— Task to carry out —
What you return must be every line below that includes the word "وسایل".

*** Opening of Material for this task ***

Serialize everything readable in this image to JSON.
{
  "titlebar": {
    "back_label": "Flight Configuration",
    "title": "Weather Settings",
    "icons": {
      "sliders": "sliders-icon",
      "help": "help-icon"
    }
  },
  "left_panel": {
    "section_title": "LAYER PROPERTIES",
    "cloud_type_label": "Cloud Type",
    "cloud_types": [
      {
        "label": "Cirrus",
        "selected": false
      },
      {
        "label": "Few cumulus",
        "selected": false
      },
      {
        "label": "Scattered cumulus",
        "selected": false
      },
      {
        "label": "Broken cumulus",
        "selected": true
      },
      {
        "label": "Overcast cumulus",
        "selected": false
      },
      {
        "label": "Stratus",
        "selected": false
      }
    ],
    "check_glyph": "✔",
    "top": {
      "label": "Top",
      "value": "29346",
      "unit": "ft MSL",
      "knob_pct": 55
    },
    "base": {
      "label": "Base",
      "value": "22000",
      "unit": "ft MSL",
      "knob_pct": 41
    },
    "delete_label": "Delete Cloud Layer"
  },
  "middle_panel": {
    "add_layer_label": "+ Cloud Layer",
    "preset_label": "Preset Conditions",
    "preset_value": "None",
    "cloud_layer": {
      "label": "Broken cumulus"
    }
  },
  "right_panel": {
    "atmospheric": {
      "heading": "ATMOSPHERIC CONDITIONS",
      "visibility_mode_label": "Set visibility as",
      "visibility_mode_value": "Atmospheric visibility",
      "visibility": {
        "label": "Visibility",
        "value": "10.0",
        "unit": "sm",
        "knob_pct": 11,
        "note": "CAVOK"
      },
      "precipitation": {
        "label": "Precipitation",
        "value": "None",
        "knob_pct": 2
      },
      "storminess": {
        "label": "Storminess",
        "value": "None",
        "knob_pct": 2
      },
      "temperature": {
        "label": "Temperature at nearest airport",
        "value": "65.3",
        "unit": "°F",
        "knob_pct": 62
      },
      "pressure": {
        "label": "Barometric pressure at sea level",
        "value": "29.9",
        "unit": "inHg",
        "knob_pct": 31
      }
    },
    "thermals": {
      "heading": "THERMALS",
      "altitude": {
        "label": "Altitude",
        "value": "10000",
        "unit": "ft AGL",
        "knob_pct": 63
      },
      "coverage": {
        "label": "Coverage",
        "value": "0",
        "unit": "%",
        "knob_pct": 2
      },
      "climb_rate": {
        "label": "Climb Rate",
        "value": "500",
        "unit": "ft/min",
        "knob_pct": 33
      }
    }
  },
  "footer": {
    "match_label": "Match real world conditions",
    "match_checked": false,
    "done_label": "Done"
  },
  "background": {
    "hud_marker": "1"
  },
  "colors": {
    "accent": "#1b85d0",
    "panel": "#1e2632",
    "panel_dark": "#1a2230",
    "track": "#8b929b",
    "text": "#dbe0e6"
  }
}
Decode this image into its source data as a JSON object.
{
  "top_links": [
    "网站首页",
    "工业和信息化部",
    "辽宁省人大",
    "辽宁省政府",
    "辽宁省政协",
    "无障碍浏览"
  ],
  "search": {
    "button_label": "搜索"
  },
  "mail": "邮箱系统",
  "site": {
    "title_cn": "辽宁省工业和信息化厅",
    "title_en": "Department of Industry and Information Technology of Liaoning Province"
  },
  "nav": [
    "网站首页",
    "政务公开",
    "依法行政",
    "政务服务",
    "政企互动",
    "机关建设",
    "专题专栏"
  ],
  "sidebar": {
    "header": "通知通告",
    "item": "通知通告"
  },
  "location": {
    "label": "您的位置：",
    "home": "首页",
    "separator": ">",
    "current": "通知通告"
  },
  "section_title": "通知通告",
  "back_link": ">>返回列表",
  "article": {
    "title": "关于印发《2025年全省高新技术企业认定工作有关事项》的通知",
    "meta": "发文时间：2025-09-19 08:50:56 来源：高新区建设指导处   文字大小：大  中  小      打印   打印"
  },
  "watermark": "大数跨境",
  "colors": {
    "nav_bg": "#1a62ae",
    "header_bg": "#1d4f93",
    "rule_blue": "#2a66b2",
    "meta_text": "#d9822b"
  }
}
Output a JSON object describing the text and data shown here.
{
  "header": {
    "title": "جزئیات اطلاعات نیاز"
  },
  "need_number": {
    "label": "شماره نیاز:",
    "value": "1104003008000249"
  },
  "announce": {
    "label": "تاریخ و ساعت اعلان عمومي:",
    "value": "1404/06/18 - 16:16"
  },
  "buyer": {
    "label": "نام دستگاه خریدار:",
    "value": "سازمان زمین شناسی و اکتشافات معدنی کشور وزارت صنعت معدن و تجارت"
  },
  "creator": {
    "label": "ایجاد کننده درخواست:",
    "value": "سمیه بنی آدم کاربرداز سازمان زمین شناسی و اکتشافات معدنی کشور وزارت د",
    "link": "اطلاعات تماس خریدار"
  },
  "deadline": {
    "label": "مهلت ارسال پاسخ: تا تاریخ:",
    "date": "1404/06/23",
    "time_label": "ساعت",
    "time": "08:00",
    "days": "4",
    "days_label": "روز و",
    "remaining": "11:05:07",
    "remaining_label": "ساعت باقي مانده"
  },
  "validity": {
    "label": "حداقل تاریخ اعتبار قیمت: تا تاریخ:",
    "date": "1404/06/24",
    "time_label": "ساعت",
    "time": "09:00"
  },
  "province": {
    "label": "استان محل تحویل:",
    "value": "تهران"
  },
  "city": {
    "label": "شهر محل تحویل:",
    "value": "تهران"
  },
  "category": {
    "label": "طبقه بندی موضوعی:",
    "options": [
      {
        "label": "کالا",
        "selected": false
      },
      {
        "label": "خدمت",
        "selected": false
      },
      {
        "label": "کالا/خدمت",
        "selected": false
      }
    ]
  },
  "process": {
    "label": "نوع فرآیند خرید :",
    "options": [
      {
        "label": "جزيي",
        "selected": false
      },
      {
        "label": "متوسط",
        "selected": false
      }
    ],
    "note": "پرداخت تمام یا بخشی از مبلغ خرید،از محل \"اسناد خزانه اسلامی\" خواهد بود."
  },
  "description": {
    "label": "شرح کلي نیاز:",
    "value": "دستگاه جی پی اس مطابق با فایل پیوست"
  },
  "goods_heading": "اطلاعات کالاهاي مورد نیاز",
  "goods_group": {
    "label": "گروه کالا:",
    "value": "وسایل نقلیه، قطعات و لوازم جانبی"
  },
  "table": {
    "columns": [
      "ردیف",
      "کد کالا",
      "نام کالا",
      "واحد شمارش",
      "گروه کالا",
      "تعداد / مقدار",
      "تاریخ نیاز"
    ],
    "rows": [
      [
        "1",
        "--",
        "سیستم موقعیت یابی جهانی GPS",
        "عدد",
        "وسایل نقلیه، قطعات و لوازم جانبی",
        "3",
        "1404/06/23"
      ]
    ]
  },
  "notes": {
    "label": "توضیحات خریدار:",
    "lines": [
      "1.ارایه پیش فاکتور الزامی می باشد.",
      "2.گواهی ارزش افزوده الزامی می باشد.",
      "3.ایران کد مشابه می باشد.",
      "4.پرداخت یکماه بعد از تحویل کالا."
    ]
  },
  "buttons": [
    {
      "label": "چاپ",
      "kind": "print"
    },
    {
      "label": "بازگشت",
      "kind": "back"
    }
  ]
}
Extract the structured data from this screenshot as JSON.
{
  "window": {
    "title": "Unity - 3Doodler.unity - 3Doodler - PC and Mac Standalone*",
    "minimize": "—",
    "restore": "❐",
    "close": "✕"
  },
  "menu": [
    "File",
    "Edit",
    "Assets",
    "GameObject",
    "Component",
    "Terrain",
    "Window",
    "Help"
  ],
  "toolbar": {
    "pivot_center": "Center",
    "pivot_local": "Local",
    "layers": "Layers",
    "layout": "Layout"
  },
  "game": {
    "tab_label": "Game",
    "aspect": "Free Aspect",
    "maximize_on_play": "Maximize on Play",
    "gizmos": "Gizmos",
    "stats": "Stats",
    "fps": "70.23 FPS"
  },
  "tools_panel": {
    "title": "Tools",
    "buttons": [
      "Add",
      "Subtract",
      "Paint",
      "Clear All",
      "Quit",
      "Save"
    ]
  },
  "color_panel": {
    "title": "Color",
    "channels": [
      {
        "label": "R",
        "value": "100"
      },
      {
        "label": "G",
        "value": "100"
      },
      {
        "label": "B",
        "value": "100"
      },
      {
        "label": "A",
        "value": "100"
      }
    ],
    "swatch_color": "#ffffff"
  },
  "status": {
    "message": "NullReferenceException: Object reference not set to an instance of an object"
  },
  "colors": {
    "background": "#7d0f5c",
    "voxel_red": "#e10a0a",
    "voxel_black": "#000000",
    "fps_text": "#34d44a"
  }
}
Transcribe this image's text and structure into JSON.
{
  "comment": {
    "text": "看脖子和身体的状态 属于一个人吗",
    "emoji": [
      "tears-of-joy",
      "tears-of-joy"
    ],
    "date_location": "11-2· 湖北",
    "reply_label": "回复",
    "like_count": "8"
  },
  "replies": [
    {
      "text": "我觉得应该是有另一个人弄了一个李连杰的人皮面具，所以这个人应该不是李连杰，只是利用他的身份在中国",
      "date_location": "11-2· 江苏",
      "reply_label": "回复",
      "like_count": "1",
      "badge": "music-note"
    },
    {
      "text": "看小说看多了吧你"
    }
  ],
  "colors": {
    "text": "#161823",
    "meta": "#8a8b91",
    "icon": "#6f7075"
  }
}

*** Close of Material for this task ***

— Solved problem —
    "value": "وسایل نقلیه، قطعات و لوازم جانبی"
        "وسایل نقلیه، قطعات و لوازم جانبی",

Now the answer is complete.